BAGHDAD, Iraq – Iraq’s interim government declared a 60-day state of emergency throughout most of the country Sunday as U.S. Marines made final preparations for a ferocious battle in the western rebel stronghold of Fallujah.
Militants increased their attacks for a second day, killing at least 22 policemen in towns northwest of Fallujah and two American soldiers in west Baghdad.
Interim Iraqi Prime Minister Iyad Allawi said invoking martial law would secure the country before elections in January and prevent insurgents from taking the Fallujah fight to other cities.
Martial law gives the interim government sweeping authority to impose curfews, order house-to-house searches and close off entire cities. The law took effect immediately and covered the entire country except the northern Kurdish region.
“This will send a very powerful message that we are serious,” Allawi said. “We want to secure the country so elections can be done in a peaceful way…”
U.S. forces sealed off Fallujah late Sunday, after the emergency law took effect. Loud explosions and U.S. airstrikes continued to rattle residents. Bombings and a gun battle struck the city’s main hospital, where patients including three pregnant women were moved to another wing of the building, said Wissam al Issawi, secretary to the hospital director.
Loud explosions could be heard in the background as al Issawi described in a phone interview the broken windows, bouncing bullets and terrified patients. He broke off the conversation, saying he was worried U.S. forces were tracking cell-phone calls in order to find targets. He emphasized that no rebels were hiding out in the hospital.
Allawi wouldn’t say whether he had given his approval for U.S.-led forces to begin their offensive in Fallujah.
A U.S. military base near Fallujah was a flurry of movement Sunday. Although a date for the fight hasn’t been publicly announced, speeches given by commanders to their troops made it clear the hour was drawing near.
“This is as pure a fight of good against evil as we’re likely to see in our lifetime,” Marine Col. Craig Tucker told troops. “This enemy is a terrorist. He is a hardened criminal. This is not an insurgency – there is no alternative better future for Iraq that is represented by these bastards.”
The crowd around Tucker responded with “hoo-ah,” the traditional military grunt of approval.
Commanders tried to blend a gung-ho message of wiping out the enemy with cautionary notes about shooting civilians. Or, as Tucker put it, “the dichotomy of executing rapid and precise violence and minimum collateral damage.” Those words drew no response.
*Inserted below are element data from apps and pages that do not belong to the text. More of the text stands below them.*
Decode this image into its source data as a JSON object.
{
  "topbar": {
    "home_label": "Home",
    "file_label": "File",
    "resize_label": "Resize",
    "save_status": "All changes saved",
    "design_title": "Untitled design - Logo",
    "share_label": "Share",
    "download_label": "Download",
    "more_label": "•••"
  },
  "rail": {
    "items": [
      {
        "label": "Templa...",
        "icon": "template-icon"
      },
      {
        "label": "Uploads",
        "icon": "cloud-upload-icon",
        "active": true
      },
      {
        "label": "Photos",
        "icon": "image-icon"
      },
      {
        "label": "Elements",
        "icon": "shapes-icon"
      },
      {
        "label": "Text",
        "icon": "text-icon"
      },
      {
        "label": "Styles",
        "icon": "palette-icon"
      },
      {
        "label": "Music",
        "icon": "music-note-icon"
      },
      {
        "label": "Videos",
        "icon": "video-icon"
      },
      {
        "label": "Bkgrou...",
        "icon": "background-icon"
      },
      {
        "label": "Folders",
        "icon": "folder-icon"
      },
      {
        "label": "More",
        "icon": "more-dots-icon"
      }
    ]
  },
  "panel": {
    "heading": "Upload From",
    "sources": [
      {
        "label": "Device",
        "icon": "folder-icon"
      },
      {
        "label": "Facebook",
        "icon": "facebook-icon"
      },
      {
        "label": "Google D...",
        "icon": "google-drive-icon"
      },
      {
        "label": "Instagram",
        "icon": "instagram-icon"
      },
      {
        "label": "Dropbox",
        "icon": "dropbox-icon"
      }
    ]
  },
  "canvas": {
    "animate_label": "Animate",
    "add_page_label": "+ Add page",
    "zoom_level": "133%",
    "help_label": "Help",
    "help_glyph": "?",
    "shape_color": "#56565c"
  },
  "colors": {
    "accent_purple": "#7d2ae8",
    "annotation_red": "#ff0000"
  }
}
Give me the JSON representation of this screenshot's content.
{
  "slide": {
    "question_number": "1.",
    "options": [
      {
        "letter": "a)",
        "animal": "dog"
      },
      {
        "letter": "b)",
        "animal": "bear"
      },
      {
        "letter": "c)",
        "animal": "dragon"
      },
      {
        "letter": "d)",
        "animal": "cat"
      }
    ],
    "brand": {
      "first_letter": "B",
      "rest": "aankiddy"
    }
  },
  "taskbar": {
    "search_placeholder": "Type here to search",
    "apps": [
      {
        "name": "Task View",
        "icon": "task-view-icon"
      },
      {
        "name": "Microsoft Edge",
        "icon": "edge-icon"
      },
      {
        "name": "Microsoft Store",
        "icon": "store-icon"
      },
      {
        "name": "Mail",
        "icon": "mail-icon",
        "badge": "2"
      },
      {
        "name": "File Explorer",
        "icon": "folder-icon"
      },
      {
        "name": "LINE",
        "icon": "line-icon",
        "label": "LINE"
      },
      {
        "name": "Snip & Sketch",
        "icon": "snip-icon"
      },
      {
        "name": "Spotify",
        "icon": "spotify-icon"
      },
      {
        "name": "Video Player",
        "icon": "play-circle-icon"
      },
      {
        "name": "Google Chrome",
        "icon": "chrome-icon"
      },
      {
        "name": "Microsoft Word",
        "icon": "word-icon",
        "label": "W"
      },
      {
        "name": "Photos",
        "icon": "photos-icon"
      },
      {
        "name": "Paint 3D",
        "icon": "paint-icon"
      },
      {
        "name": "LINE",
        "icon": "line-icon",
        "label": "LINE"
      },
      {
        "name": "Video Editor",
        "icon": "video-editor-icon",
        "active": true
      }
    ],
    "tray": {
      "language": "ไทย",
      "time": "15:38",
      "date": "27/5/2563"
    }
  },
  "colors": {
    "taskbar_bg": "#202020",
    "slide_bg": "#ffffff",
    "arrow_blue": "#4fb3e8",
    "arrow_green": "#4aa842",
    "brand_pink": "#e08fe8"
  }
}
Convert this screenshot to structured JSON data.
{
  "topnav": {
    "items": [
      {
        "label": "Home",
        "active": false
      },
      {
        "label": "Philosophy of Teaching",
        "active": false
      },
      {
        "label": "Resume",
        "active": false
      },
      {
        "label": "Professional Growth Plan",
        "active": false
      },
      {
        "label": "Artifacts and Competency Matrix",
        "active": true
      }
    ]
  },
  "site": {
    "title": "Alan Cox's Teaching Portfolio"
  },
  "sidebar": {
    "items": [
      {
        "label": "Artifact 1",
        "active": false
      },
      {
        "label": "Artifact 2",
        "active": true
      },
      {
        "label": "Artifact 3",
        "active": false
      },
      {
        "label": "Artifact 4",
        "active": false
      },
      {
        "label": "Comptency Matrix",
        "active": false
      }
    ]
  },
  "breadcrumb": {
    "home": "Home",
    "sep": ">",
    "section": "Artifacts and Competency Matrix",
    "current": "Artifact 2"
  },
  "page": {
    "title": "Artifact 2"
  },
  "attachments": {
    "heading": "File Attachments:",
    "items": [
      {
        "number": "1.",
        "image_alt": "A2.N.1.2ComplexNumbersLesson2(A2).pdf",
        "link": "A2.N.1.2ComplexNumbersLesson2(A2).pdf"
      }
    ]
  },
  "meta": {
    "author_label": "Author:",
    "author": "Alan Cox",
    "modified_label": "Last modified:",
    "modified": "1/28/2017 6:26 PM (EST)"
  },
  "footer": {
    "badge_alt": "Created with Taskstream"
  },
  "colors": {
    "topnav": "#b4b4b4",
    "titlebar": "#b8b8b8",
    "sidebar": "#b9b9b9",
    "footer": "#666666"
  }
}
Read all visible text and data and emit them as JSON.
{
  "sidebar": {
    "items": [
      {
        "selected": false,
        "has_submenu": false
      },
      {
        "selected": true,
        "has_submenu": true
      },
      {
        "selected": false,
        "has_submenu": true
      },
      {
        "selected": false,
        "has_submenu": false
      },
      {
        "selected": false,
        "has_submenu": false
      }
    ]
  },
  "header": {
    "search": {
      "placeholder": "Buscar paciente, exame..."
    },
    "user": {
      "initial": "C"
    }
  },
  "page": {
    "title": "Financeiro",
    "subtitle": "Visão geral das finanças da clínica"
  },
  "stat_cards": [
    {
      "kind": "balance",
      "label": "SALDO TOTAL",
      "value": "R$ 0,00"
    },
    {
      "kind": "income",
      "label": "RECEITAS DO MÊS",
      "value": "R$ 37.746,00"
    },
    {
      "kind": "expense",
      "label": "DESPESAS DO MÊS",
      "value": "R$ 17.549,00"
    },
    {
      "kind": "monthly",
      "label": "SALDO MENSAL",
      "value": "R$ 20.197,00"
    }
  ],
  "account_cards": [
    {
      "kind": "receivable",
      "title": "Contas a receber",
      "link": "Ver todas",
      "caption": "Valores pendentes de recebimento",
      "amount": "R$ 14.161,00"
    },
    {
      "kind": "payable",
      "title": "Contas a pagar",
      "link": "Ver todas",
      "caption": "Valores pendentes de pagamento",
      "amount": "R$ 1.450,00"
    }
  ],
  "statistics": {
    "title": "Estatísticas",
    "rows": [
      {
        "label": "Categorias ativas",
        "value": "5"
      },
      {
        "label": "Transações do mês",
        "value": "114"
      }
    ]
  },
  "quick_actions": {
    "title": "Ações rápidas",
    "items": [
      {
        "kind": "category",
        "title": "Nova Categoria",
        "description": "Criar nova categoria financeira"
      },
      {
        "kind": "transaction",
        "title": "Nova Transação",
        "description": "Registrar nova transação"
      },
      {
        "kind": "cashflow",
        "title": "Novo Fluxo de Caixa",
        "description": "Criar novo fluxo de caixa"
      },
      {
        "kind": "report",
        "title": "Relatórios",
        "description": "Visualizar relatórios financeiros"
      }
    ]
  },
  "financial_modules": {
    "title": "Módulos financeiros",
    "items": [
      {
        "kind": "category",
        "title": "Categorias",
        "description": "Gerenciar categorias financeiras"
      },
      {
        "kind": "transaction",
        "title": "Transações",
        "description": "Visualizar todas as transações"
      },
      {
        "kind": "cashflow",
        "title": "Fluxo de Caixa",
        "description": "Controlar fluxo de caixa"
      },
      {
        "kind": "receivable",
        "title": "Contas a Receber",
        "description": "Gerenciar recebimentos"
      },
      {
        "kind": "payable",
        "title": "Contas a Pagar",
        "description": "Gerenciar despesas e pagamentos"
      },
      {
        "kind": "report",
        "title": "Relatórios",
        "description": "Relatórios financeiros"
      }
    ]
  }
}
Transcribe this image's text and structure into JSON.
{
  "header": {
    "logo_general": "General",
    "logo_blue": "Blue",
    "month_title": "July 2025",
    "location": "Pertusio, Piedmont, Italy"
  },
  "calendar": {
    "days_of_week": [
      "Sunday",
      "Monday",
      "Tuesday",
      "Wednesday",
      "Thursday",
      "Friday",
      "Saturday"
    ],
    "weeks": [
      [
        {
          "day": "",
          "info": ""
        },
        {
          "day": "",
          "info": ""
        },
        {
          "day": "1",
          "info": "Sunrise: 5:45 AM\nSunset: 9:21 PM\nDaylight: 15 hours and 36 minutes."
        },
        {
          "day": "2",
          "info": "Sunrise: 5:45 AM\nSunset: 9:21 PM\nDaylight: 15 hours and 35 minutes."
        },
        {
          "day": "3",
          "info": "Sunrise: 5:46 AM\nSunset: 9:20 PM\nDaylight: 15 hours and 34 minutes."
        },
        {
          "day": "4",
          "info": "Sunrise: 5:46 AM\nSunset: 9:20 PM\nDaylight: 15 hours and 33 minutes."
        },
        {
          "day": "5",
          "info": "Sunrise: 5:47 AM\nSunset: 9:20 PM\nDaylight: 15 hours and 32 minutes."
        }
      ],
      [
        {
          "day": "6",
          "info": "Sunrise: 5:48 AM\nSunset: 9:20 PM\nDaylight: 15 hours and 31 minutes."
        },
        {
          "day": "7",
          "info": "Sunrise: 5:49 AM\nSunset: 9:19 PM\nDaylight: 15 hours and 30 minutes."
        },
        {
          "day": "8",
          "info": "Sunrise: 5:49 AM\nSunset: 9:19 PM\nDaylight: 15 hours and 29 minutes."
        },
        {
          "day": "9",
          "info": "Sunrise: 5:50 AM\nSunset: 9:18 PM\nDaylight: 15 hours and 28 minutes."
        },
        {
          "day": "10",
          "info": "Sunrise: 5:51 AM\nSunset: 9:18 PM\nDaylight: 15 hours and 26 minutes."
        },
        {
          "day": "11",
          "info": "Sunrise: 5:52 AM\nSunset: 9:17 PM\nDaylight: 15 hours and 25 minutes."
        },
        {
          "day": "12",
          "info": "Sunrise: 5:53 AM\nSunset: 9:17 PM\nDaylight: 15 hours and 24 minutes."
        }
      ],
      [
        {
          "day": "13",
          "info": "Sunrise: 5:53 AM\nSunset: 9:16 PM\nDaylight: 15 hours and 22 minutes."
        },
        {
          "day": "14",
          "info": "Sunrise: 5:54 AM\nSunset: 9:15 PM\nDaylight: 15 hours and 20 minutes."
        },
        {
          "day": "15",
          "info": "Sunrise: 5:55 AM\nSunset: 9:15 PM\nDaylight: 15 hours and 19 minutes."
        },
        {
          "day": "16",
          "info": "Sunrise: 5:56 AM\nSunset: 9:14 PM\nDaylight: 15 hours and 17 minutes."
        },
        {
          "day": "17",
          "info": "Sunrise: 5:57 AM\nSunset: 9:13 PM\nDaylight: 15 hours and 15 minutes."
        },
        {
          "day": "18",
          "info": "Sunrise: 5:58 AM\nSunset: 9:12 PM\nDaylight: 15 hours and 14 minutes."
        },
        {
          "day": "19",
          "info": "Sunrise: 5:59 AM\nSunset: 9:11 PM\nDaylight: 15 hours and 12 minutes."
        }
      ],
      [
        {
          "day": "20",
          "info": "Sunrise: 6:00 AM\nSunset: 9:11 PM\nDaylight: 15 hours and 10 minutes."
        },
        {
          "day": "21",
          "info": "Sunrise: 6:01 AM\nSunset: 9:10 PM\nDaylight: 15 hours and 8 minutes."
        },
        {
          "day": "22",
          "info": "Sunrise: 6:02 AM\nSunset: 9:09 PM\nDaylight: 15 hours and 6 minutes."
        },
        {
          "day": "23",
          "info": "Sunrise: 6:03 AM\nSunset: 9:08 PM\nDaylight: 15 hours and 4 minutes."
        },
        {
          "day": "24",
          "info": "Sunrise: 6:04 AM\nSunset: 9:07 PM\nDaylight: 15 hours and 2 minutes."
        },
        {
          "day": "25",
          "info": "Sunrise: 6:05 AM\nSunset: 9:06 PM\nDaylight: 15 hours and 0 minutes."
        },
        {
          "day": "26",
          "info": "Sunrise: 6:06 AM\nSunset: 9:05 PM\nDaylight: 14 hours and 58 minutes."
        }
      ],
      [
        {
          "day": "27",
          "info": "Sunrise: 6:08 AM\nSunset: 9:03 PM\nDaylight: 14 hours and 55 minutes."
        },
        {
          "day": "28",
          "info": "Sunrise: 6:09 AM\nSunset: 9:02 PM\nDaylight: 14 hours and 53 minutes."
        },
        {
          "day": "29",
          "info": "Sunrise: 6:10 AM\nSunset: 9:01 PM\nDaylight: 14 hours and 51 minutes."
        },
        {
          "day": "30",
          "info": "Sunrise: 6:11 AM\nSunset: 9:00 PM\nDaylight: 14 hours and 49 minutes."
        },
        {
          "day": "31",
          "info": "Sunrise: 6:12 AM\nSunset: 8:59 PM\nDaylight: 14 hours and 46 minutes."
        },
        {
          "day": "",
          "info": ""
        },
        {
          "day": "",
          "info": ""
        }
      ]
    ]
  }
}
“I have never been ready for a fight that is as personal as this one,” said Lt. Col. Pete Newell of the 1st Infantry Division, noting that his battalion has suffered four soldiers killed and 21 wounded.
If fired on from a building, Newell said, the troops were to use the biggest guns at their disposal. He told them they’d never seen the amount of firepower – tank rounds, artillery, .50-caliber machine gun fire, missiles and bombs – that would soon pound Fallujah.
Elsewhere in the city, Fallujah fighters shrugged off Allawi’s announcement of martial law.
“We don’t care about any martial law, just Islamic law,” said Ahmed Mazen, a 27-year-old guerrilla.
Early Sunday morning rebels stormed three police stations in the volatile western Anbar province, killing at least 22 people, according to officials.
In west Baghdad, two American soldiers were killed and five others were injured in separate attacks on their convoys.
Also Sunday, three Diyala province officials were shot to death as they traveled to a funeral for an assassinated colleague. Diyala province is in the heart of the violent “Sunni Triangle” north and west of the capital.
A bomb exploded outside the home of Iraq’s finance minister, Adil Abdel-Mahdi, a leading Shiite politician. Abdel-Mahdi was not home. The attack killed one of his guards and wounded another bystander. A U.S. patrol responding to the scene came under small-arms fire; one soldier was injured.